April O'Neil was originally meant to be black when she debuted in the Teenage Mutant Ninja Turtles comics.
I'm Going With False
Earlier today, I wrote about when the Teenage Mutant Ninja Turtles ate pizza for the first time.
Reader Lyle M. wrote in to ask, "After reading your article about when the Teenage Mutant Ninja Turtles first ate pizza, I notice that they first ate pizza in the comic in front of a white red headed April O'Neil. I guess this could be an 'Urban Myths of Comic Books' question, then. I never read the original comics, but a friend of mine did and said April was originally a black woman."
This is a tricky question that is a bit tough to answer, Lyle.
Mark Pellegrini addressed the topic on his awesome Teenage Mutant Ninja Turtles website, TMNT Entity.
Mark put a whole lot of work into the topic, so please, go read his full article.

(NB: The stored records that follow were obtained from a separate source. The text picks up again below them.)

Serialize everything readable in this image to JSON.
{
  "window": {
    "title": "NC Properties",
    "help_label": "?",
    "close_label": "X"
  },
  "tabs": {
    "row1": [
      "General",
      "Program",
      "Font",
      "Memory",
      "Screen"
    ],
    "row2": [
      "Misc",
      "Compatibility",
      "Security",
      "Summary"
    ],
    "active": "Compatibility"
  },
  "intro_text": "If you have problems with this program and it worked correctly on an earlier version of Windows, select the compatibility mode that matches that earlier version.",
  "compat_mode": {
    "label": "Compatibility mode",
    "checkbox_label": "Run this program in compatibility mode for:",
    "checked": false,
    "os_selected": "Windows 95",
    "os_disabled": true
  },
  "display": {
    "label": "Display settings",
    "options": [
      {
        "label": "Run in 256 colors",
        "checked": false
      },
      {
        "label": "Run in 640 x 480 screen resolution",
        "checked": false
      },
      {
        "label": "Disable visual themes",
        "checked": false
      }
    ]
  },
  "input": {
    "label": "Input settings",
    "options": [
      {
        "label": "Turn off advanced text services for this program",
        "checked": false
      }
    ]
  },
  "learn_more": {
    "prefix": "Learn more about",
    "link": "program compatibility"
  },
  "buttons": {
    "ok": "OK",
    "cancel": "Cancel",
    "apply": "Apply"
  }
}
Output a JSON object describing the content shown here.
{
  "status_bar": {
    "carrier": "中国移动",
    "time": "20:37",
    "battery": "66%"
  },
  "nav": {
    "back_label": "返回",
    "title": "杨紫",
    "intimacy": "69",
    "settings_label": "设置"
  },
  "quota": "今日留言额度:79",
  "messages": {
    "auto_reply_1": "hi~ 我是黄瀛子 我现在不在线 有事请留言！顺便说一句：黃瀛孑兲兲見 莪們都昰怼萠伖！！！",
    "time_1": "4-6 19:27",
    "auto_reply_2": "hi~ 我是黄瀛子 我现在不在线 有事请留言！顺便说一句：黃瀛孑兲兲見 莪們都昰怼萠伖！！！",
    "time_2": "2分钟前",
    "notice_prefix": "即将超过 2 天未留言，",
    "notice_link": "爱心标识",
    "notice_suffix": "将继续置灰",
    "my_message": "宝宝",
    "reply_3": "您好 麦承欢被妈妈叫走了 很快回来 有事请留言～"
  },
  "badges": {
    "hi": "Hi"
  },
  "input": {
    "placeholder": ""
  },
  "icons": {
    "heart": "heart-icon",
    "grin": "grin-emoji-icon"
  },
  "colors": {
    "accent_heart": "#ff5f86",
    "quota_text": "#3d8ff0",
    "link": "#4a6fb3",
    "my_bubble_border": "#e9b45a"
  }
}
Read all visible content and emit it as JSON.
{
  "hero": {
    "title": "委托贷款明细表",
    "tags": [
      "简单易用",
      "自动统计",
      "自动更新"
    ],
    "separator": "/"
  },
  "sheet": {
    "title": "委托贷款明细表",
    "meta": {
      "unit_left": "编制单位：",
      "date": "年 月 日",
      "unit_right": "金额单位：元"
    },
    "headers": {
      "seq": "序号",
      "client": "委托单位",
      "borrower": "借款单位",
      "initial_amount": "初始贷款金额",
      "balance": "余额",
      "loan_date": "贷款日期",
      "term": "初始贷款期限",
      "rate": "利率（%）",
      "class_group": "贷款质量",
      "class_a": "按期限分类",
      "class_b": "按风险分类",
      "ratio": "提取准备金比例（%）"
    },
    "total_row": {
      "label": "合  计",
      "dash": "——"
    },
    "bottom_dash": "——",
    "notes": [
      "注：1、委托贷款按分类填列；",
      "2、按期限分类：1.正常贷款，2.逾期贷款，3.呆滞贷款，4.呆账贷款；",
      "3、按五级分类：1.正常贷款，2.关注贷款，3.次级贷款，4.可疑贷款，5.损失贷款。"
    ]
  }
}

I'm just including some highlights.
He opened up with the basic, common sense argument that her boss, Baxter Stockman, is clearly black and so if Kevin Eastman and Peter Laird meant for April to be black, they would have just made her black like Baxter Stockman...
Also, on a comic book cover (before Eastman and Laird made any deals with a cartoon, so you couldn't say that the cartoon was influencing them), April was clearly white...
Right around this time, April got a makeover...
In a 2002 retrospective, Eastman noted about April, "Originally created as an Asian character in Pete's notes, but named after an African American woman I once knew, the character of April O'Neil was introduced in issue #2, and would have a bunch of different 'looks' throughout the TMNT history."
Laird, for his part, has said, "As the co-creator of the character of April O'Neil, and as someone who has always imagined her as white, and very likely of Irish/Scottish/English ancestry, I was not at all "unsettled" by the depictions of her as such in the various adaptations. Kevin may have had a different view, and I can't speak for him, but that's the way I always saw her. As for the coloring of her skin in the color reprints of the Mirage comics, Kevin always had a lot more input on that end of our business than I did, and in fact I'm pretty sure he did the colors on the initial such reprinting from First Comics, the one in the graphic novel form. Make of that what you will."
I think the character's depiction was definitely treated as a bit "in flux," but in general, I think Mark is probably right to say that April was at least not ORIGINALLY intended to be black.
Anything after that is fair game, depiction-wise, but initially, no.
Thanks to Mark Pellegrini for his excellent article! Really, I only touched upon the highlights of Mark's work. There is so much more there!
Check out my latest Movie Legends Revealed - Did a teenage Tony Hawk really choreograph the skateboarding in Back to the Future?
Check back later for the final part of this week's Christmas-themed Comic Book Legends Revealed!